Dataset rows describing interfaces:

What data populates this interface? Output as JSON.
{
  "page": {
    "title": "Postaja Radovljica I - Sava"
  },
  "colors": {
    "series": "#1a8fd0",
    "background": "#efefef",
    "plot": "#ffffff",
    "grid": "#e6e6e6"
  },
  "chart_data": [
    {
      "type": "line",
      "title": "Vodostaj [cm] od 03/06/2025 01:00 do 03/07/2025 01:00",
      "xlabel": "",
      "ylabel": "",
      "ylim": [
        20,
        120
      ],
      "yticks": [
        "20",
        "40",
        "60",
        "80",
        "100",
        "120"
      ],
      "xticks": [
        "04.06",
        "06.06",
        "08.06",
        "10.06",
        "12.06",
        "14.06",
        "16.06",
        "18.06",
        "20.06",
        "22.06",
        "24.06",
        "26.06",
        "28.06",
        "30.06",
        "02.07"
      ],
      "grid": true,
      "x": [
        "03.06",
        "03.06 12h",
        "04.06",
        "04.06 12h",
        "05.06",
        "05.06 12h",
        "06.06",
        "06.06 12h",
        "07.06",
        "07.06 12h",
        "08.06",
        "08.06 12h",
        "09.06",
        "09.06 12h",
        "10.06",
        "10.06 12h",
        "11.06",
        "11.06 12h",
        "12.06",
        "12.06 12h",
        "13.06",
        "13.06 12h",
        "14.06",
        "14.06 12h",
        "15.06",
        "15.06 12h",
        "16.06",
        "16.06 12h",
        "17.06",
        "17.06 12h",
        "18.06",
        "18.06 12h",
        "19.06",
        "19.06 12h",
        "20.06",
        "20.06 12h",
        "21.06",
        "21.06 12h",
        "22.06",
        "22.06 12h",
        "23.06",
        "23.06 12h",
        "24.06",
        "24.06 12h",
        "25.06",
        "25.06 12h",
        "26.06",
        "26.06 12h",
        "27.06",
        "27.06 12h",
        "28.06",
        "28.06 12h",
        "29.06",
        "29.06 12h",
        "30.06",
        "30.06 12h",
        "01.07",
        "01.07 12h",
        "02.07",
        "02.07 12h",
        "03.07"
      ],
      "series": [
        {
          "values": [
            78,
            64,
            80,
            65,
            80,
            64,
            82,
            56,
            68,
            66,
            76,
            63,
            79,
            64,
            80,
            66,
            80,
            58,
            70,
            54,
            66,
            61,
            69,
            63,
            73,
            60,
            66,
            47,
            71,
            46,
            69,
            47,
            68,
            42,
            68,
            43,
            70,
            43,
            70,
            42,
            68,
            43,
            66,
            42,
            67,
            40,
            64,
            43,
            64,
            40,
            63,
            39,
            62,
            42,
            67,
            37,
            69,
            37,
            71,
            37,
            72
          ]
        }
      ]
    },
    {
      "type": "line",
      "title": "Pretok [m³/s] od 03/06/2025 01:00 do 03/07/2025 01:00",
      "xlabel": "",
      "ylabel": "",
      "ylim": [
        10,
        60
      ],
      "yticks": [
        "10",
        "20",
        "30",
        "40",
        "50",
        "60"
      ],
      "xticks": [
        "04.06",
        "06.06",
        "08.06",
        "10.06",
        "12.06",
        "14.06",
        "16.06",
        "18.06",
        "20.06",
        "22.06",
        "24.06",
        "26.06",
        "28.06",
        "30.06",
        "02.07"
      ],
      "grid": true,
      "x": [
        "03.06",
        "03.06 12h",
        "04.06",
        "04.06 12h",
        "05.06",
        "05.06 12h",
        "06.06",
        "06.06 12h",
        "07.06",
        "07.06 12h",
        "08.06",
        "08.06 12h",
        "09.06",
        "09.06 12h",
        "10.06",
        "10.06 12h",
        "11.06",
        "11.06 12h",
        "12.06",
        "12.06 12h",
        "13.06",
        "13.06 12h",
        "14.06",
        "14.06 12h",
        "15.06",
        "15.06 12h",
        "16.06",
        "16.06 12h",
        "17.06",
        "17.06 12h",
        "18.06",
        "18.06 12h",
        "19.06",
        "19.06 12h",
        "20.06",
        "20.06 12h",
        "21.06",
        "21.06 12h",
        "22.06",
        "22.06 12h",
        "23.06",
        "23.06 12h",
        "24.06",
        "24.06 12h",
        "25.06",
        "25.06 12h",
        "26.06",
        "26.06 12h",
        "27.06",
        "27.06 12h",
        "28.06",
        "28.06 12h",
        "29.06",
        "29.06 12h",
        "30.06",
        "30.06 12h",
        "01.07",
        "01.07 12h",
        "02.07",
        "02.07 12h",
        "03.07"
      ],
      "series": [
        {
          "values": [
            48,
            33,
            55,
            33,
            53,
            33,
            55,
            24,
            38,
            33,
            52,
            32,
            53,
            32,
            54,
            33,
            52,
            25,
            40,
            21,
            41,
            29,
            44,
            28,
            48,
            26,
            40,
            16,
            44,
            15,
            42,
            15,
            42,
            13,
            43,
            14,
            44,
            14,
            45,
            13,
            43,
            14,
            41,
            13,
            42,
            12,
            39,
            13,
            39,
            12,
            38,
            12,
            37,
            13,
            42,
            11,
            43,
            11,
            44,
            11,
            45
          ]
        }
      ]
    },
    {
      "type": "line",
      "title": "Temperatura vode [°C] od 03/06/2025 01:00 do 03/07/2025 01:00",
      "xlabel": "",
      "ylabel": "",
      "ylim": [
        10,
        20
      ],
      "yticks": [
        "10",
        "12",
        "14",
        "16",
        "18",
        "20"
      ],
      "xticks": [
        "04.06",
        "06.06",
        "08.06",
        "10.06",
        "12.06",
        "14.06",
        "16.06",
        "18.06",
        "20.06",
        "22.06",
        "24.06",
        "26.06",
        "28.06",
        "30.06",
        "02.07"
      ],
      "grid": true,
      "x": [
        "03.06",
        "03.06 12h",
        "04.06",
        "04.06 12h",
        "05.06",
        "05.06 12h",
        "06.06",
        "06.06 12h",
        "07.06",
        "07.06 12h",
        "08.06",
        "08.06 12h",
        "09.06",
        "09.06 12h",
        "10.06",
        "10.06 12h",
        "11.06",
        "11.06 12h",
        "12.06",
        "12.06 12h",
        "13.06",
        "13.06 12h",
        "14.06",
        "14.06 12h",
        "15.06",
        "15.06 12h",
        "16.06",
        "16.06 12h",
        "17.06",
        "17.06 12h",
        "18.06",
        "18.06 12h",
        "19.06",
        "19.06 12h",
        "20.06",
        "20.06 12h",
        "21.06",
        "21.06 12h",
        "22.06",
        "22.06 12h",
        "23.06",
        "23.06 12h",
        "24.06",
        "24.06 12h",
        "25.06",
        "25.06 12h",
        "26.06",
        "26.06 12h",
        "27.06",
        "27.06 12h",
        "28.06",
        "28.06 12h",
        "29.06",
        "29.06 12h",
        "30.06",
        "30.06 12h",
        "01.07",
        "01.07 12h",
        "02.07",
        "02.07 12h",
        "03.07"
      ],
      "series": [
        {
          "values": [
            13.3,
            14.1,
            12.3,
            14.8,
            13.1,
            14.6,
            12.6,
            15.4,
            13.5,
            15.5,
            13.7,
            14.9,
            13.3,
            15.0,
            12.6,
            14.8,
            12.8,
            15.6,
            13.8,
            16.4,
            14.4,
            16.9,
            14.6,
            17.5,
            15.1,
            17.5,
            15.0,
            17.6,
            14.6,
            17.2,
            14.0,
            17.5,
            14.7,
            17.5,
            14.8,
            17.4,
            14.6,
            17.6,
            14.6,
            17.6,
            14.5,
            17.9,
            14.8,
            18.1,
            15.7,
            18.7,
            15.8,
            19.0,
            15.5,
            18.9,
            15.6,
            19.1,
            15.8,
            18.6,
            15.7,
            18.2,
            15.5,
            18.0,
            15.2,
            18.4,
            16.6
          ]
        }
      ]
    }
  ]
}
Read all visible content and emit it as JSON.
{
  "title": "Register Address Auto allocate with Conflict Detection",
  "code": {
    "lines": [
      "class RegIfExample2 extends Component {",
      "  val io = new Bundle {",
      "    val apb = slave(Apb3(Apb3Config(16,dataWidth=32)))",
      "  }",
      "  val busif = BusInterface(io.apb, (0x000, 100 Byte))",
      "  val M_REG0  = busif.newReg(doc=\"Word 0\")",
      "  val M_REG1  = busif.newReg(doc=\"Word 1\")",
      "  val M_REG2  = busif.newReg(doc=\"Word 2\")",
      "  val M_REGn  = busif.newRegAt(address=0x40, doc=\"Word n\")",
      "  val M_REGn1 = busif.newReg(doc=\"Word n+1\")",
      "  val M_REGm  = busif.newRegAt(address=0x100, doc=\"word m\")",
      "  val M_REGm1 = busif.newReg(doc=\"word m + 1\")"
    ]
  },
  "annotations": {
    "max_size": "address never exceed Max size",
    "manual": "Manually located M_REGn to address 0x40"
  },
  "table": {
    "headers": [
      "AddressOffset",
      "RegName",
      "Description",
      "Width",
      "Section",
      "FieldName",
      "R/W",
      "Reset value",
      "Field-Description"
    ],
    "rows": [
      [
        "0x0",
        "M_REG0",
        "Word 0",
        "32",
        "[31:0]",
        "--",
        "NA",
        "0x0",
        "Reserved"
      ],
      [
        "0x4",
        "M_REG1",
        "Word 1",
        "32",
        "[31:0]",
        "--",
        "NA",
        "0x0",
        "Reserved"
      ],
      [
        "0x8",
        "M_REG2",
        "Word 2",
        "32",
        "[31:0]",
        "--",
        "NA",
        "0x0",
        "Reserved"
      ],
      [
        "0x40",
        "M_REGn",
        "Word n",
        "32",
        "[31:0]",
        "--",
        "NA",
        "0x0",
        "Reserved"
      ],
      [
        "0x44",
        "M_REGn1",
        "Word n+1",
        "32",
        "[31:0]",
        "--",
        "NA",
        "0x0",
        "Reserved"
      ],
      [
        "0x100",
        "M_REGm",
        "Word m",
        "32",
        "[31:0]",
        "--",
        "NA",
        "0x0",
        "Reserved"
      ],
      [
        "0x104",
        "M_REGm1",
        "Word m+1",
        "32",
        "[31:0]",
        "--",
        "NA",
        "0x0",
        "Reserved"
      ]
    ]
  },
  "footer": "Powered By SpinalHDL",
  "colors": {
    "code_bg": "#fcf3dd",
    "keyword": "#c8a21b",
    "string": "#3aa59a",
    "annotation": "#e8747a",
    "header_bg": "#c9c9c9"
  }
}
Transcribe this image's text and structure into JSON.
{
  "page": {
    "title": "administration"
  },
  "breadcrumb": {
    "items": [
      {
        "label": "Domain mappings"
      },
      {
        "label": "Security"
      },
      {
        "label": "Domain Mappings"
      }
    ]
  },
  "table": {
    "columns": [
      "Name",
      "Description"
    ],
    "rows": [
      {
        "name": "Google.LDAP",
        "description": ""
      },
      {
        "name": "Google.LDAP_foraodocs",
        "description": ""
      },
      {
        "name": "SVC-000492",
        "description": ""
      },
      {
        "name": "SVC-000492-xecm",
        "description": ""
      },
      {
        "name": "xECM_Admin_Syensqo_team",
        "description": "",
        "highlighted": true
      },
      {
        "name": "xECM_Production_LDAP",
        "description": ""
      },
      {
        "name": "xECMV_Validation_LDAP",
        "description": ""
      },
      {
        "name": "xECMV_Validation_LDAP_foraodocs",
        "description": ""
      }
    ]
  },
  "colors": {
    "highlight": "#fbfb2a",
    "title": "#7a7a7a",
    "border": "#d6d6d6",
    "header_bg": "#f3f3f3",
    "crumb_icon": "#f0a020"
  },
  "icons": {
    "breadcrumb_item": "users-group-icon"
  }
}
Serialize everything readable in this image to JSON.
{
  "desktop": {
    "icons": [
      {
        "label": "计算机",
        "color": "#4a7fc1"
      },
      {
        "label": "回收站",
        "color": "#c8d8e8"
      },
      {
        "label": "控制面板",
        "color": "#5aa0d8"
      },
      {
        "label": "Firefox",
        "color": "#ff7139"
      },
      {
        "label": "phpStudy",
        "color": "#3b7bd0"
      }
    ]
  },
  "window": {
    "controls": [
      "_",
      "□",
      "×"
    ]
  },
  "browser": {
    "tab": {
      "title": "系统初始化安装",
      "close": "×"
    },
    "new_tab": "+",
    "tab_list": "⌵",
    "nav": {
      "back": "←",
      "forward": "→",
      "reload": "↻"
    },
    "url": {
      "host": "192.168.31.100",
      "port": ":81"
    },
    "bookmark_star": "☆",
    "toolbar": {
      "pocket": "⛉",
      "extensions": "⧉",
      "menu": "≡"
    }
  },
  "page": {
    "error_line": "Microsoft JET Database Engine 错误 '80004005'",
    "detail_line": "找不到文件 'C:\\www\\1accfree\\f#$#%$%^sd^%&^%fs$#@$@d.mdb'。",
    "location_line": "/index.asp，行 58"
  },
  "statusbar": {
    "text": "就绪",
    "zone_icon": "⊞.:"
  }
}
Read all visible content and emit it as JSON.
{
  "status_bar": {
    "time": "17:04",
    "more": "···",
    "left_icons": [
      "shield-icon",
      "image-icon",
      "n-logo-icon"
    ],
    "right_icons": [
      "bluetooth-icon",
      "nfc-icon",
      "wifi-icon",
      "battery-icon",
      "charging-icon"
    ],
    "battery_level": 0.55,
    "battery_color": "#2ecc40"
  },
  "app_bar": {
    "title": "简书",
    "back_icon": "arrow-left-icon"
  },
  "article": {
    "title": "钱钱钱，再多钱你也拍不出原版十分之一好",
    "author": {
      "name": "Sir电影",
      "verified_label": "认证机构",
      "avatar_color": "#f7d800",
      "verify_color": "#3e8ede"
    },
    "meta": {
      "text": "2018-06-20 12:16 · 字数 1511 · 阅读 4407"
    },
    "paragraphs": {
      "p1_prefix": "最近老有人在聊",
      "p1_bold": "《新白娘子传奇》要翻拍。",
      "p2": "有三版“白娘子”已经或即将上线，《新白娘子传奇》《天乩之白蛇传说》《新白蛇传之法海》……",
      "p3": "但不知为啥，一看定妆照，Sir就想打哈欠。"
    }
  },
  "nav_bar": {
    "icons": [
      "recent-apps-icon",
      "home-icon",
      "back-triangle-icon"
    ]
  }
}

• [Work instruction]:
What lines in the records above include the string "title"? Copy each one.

• [Worked solution]:
    "title": "Postaja Radovljica I - Sava"
      "title": "Vodostaj [cm] od 03/06/2025 01:00 do 03/07/2025 01:00",
      "title": "Pretok [m³/s] od 03/06/2025 01:00 do 03/07/2025 01:00",
      "title": "Temperatura vode [°C] od 03/06/2025 01:00 do 03/07/2025 01:00",
  "title": "Register Address Auto allocate with Conflict Detection",
    "title": "administration"
    "title": "#7a7a7a",
      "title": "系统初始化安装",
    "title": "简书",
    "title": "钱钱钱，再多钱你也拍不出原版十分之一好",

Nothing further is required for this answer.